…actually: let’s do this.
“Case A” in the latest outbreak was a 58 year-old Devonport man who developed symptoms, presented for testing on August 16th and tested positive.
It was thought that the man had been infectious since August 12, and during that time had travelled between Auckland and the Coromandel. Because of the length of time the person had been infectious in the community the decision was made to bring the entire country to Level 4 on the same day the case was identified.
Level 4 is the highest alert level in our system, and had only been used once before, back in April/May 2020 at the start of the pandemic. Level 4 is used when there is suspected wide community spread with no clear epidemiological links. We had a single covid case in the community. But we don’t know how he got it. At Alert Level 4 people are required to “stay in their bubbles.” You can shop for groceries, get medical care, get a Covid test or vaccination, exercise in your local area, or go to work if you are an essential worker. Face coverings were mandated for public transport, inside retail businesses and public venues. People were given 48 hours to return home.

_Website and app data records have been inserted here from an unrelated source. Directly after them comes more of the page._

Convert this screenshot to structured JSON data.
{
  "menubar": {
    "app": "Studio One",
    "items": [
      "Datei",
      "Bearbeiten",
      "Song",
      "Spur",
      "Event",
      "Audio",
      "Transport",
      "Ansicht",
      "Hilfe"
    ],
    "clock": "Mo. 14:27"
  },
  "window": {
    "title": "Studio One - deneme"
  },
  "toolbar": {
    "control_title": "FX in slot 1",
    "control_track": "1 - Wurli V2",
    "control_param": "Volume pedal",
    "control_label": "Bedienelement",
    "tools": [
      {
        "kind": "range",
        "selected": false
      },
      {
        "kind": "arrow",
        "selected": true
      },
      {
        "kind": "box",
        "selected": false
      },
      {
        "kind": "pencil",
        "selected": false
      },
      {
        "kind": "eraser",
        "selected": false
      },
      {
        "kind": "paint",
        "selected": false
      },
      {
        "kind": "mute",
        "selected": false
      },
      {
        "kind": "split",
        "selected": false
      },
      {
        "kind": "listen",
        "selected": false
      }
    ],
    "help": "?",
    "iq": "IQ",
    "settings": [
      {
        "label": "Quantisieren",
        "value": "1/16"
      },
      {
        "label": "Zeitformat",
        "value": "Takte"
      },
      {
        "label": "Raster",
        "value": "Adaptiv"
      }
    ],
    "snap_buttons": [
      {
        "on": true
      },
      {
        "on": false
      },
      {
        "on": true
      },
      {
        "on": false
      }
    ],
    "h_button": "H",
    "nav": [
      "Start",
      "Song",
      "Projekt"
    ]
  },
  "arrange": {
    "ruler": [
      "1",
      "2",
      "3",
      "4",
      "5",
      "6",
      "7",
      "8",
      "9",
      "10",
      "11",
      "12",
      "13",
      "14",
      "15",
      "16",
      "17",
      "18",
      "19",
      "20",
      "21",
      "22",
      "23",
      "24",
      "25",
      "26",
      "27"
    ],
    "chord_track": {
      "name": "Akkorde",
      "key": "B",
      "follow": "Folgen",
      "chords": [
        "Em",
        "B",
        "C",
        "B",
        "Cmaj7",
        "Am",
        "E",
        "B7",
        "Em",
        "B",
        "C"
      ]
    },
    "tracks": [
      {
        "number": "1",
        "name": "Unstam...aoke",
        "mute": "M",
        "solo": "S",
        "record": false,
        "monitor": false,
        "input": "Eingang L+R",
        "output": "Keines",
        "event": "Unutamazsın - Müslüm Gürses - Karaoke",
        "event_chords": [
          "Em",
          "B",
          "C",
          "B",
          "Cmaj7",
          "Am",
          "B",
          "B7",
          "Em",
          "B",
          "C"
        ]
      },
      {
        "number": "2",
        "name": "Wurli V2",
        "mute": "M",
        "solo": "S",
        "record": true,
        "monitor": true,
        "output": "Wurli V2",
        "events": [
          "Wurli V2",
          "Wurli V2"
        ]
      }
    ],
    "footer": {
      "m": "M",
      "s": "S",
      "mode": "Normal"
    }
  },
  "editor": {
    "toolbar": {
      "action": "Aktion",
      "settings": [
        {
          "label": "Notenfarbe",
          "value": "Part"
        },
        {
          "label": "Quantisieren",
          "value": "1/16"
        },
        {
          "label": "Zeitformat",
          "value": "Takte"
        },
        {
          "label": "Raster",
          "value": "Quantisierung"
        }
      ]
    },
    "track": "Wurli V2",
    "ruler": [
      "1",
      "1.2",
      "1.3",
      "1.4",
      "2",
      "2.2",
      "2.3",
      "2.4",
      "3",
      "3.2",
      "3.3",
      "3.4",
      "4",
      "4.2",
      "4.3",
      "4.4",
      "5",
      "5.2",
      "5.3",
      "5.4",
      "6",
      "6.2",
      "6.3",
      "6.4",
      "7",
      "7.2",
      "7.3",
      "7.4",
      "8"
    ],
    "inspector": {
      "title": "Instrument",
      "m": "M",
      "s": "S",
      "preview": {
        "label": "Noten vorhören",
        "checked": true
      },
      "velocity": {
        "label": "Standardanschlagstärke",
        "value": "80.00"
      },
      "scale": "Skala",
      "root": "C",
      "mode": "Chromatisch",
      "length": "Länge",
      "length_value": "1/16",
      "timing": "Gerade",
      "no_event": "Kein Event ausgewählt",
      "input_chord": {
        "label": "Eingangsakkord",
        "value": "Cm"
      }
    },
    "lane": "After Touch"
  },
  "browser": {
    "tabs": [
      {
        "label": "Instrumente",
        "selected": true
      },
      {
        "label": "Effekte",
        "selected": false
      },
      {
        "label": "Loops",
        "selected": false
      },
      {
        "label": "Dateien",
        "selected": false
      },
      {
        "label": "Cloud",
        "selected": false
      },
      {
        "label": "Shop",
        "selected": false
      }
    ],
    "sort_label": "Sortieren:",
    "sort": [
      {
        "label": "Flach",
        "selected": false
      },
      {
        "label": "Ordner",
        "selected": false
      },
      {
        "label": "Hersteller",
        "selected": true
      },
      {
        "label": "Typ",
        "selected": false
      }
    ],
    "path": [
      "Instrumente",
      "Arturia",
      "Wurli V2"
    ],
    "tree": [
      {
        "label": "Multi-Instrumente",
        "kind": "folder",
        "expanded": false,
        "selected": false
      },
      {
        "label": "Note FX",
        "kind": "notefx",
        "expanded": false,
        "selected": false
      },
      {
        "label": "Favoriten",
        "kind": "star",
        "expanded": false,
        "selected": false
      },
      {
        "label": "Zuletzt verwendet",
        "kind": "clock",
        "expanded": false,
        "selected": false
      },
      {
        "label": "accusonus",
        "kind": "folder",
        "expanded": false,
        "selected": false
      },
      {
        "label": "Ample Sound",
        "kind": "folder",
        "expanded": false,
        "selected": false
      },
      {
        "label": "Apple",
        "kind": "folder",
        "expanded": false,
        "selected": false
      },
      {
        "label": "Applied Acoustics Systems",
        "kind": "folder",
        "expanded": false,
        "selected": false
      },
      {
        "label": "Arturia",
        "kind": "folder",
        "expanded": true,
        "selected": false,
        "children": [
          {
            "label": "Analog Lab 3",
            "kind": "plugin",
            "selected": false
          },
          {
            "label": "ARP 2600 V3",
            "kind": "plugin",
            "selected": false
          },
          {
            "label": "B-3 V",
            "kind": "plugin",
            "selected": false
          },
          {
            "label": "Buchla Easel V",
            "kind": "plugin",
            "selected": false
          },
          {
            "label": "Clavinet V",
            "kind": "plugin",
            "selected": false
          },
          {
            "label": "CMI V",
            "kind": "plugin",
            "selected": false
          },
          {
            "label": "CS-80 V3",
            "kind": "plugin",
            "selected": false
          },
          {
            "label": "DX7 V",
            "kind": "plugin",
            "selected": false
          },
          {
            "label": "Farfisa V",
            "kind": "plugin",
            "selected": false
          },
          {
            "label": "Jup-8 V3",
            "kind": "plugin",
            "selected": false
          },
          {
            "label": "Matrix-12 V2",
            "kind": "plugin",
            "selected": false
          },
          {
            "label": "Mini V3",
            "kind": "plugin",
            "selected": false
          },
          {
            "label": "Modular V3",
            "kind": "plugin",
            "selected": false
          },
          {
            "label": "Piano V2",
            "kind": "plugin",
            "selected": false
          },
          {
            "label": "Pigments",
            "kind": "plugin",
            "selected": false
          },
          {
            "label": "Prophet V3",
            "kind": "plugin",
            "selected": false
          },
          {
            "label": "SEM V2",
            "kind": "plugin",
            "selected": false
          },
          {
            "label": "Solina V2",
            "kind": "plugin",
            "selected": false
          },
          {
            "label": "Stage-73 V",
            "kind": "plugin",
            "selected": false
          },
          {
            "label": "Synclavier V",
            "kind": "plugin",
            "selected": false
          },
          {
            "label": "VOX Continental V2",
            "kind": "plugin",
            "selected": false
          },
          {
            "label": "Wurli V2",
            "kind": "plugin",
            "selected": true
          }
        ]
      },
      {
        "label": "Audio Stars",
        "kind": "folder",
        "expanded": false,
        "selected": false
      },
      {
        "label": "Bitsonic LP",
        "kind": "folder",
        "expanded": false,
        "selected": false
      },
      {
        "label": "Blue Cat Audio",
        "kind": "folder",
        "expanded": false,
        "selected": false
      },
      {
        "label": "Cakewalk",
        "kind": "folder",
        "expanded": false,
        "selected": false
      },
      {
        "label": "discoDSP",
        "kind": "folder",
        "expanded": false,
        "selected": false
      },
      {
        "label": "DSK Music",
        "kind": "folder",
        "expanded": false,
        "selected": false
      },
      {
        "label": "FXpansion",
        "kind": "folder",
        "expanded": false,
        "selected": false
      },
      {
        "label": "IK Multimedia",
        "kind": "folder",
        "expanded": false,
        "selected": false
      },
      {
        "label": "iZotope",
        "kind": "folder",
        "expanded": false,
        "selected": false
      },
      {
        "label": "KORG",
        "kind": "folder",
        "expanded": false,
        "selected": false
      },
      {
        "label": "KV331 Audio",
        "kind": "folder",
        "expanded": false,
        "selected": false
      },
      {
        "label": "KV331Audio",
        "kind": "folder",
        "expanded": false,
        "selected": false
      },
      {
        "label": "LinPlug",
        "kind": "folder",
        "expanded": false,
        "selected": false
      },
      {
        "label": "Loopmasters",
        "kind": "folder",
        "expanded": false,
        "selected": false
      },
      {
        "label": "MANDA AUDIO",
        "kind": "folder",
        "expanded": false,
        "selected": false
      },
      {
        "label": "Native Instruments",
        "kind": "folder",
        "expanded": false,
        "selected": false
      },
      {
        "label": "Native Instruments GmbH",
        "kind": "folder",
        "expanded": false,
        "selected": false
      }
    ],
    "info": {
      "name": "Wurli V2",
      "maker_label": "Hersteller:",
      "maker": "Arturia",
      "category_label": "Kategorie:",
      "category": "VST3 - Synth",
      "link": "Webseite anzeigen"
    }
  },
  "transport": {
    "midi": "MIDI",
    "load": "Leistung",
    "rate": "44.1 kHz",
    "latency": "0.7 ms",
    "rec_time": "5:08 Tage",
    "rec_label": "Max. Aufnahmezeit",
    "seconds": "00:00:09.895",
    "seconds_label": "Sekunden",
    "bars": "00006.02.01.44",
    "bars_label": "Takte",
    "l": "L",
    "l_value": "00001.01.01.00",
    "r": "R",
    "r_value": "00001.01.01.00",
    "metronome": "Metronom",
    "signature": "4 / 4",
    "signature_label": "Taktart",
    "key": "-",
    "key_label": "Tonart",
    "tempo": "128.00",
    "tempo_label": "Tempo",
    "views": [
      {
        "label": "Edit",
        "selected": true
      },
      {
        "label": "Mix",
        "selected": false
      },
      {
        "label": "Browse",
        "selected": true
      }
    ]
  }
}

The initial Level 4 lockdown was set for 3 days, to give people a chance to get home, and to be able to get an inital assessment on the extent of the outbreak. On Day Two four new community cases were announced. One was a workmate of Case A, the other three were contacts of the workmate. One of those contacts worked at Auckland Hospital. Another was a teacher at the local college. Over the next few days the cases rise. But because we are at Level 4 the majority of initial cases got Covid before we went into lockdown. Wastewater testing show traces of Covid in Auckland, in Warkworth, and Wellington. On August 20th three cases were identified in Wellington. (Where I live.)
The decision is made to extend Level 4 for at least another two weeks. That decision automatically triggered the Wage Subsidy scheme. I’m a self-employed photographer, and I had all of my work cancel for the next month, so I qualified for the subsidy. I applied for the subsidy at 3PM Friday afternoon (I had to answer 5 questions online and sign a statutory declaration, and one of those questions was “what is your bank account number”) it was approved 3 hours later and deposited into my bank that night.
Genomic Sequencing is a tool we use extensively here to be able to figure out how an outbreak develops and evolves. And through genomic sequencing we were able to find a genomic (but not an epidemiological) link to a person at the border. The returnee from Sydney arrived on August the 7th, returned a positive test on the 9th, was transferred to the Jet Park Hotel (where positive cases are monitored), then got sick and transferred to an Auckland hospital on August 16. Despite a huge amount of effort (including checking CCTV, extensive contact tracing) they haven’t found an epidemiological link between the returnee and Case A. But all subsequent genomic sequencing show that all the cases are related.
Because this is Delta the definition of the types of contacts was changed. We have three types of contacts:
Close Contact: a person at a higher risk of infection, typically household contacts, or a workmate.
Casual Plus Contacts: people that have been at the same Location of Interest at the same time as someone who was infectious.
Casual Contacts: anyone who was in the same place at the same time as someone infectious but not near the infectious person.
Because of the expanded definitions the number of people that had to be contact traced was significantly higher this time around. And what the data has since shown is that those getting infected are almost exclusively close contacts. Delta is ripping through families. A lot of young people, even toddlers, got Covid during this outbreak. But Casual Plus and Casual contacts were significantly less likely to get Covid.
People who get Covid are moved into Managed Isolation Facilities (MIQ), along with their close contacts, because we know that the close contacts are likely to be infectious. This allows the people to be closely monitored in case they get sick, it means that they don’t have to worry about going shopping or cooking food, it removes the infectious people from the community and provides less exposure events. We even have specialist teams that go out into the community to safely transport people into MIQ.
People in MIQ get tested on Day 1, Day 3 and Day 12. Which means that someone could go into MIQ today and test negative, they might test negative on Day 3, but they might test positive on Day 12 in a couple of weeks time. So this outbreak will have a long “tail”, but that doesn’t mean there is uncontrolled community spread. It just means it takes a lot of time for Covid to do its thing.
Most of New Zealand dropped to Alert Level 2+ last week, and Auckland (fingers crossed) moves to Alert Level 3 next week. We learnt a lot of new things during this outbreak, and as we drop back down the alert levels we will do things just a little differently, as we always have.
Is our system expensive? Sure.
But the alternative? We just have to look overseas to see what is happening, both in terms of the incalculable human and financial cost, and its a great big NOPE from us. Our Covid modellers estimate that if we hadn’t locked down when we did our ICU’s would have been overrun last week. And even if we had double the capacity (to match hospital capacity overseas) it would only have given us an extra couple of weeks, if that.
Just to be absolutely crystal clear here: lockdowns, masking up, contact tracing, isolation, all of these things? All of them work. But they won’t work on their own. They work in concert with each other. They work when used with strategic purpose. Vaccinations are part of that strategy. But it’s a mistake to make vaccination the entirety of the strategy, because when you hit roadblocks you run out of options real quick.